On Tuesday the 11th of July, 1905 at a quarter to eleven in the morning an explosion occurred in the nine-foot seam of the National Colliery at Wattstown in the Rhondda Fach in South Wales, UK. Some 119 men and boys perished, 33 of whom were under the age of fifteen.
The street I grew up in was decimated. The house – the very bedroom I slept in as a child – was emptied, but their death is not entirely forgotten. Was it their knock I heard as a child?
This poem is dedicated to their memory.
I hear the knock on the window and the loudly whispered
Voice, ”Tom, you up yet?” and then the rush as Tom
Gets out of bed, pulls on his work clothes and
Runs down the stairs to where a sandwich waits for him.
Have you ever wondered what lives beyond us?
In a house, what memories linger in the walls,
What remains when the inhabitants, have left or died,
And do their voices linger on down the years?
It is forty-three years since Thomas Jones slept,
in the bedroom where my mother suckled me,
Yet sometimes, around dawn, when the house Is quiet,
I hear him still, leaving for his last day at work.
Thomas Jones, sixteen-year-old collier is how the coroner’s
Report described him, a boy doing a man’s job and perhaps
Earning a man’s wage to help his family, they who lived here
Before mine, to make ends meet, put food on the table.
Did the tap on the window come from Bill Hunt, who lived
Next door in number forty-four? Or perhaps from Thomas
Davies at number fifty, walking with his own seventeen
Year old son on their way down to the colliery?
Sometimes too I hear the steps and the low conversation
of the others, twenty men and boys from my little street, as they pass by,
Marching, marching on their way down to the colliery,
To join their comrades who together would form the day shift.
As they passed through the colliery gates they would have seen,
The familiar turning of the giant wheels of the winding gear, spinning
Their shiny steel thread, day and night, hauling their steel cages up
And down, men and coal, travelling the shaft’s five hundred feet.
As I used to see my own father, black-faced, red-eyed, weary
Emerge from his shift, so they would have passed the night shift,
Emerging squinting into the rising dawn, weary, tired, wanting only
To rush home for bath and bed before the next twelve hours of toil.
And so the day shift descended,
Down the five hundred foot shaft and
Then made the walk in the dust-filled gloom
To begin their work in the nine-foot seam.
At eleven forty-five on that July day,
They all died, bar three, two of whom
Would succumb later. Some were blown to pieces,

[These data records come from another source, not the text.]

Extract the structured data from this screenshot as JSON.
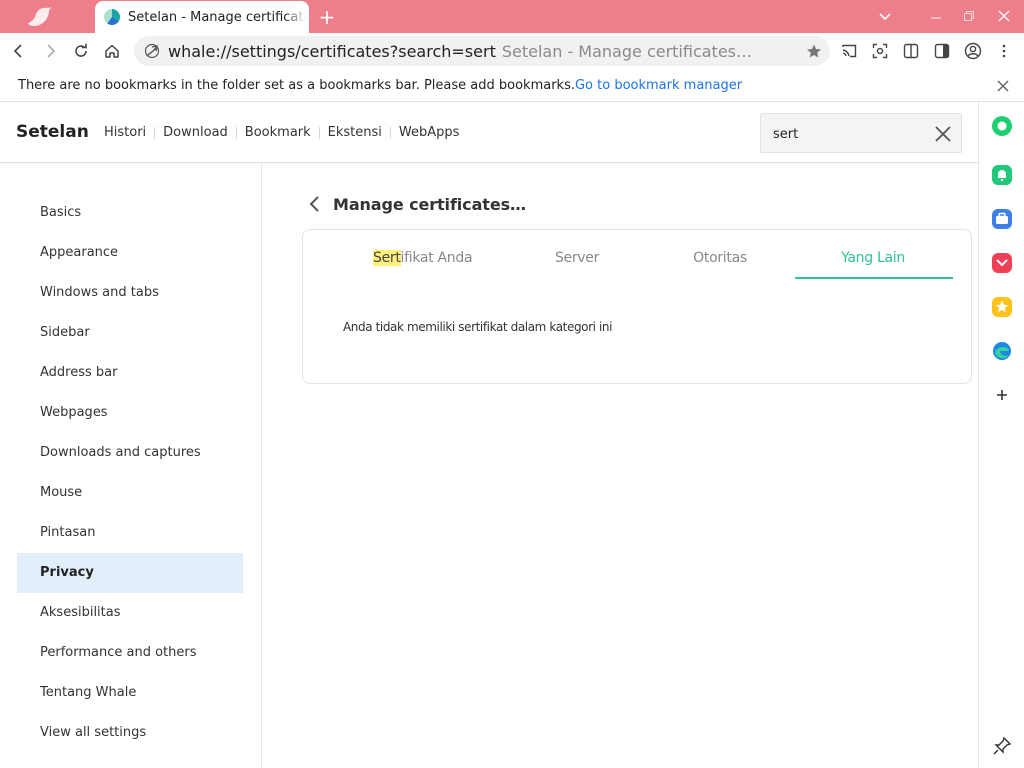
{
  "browser": {
    "tab_title": "Setelan - Manage certificates…",
    "new_tab_label": "+",
    "url": "whale://settings/certificates?search=sert",
    "url_page_title": "Setelan - Manage certificates…"
  },
  "bookmarks_bar": {
    "message": "There are no bookmarks in the folder set as a bookmarks bar. Please add bookmarks.",
    "link": "Go to bookmark manager"
  },
  "header": {
    "brand": "Setelan",
    "nav": [
      "Histori",
      "Download",
      "Bookmark",
      "Ekstensi",
      "WebApps"
    ],
    "search_value": "sert"
  },
  "sidebar": {
    "items": [
      "Basics",
      "Appearance",
      "Windows and tabs",
      "Sidebar",
      "Address bar",
      "Webpages",
      "Downloads and captures",
      "Mouse",
      "Pintasan",
      "Privacy",
      "Aksesibilitas",
      "Performance and others",
      "Tentang Whale",
      "View all settings"
    ],
    "active_item": "Privacy"
  },
  "page": {
    "title": "Manage certificates…",
    "tabs": {
      "your_certs_highlight": "Sert",
      "your_certs_rest": "ifikat Anda",
      "server": "Server",
      "authorities": "Otoritas",
      "others": "Yang Lain"
    },
    "active_tab": "Yang Lain",
    "empty_message": "Anda tidak memiliki sertifikat dalam kategori ini"
  },
  "colors": {
    "titlebar": "#ee7f8a",
    "accent": "#2fbf99",
    "active_nav_bg": "#e3eefb",
    "search_highlight": "#fff27c",
    "link": "#1a73e8"
  },
  "icons": {
    "titlebar": [
      "bird-logo-icon",
      "whale-favicon-icon",
      "chevron-down-icon",
      "minimize-icon",
      "restore-icon",
      "close-window-icon"
    ],
    "toolbar": [
      "back-icon",
      "forward-icon",
      "reload-icon",
      "home-icon",
      "site-info-icon",
      "bookmark-star-icon",
      "cast-icon",
      "screenshot-icon",
      "split-view-icon",
      "sidebar-toggle-icon",
      "profile-icon",
      "menu-icon"
    ],
    "rightbar": [
      "green-status-icon",
      "notification-icon",
      "wallet-icon",
      "pocket-icon",
      "favorites-star-icon",
      "edge-icon",
      "add-icon",
      "pin-icon"
    ]
  }
}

And they that survived the explosion, suffocated.
When I lie in my bed, listening, recalling,
I never hear the sound of the returning day shift,
Only the voices and footsteps of one hundred
And seventeen men and boys going to their death.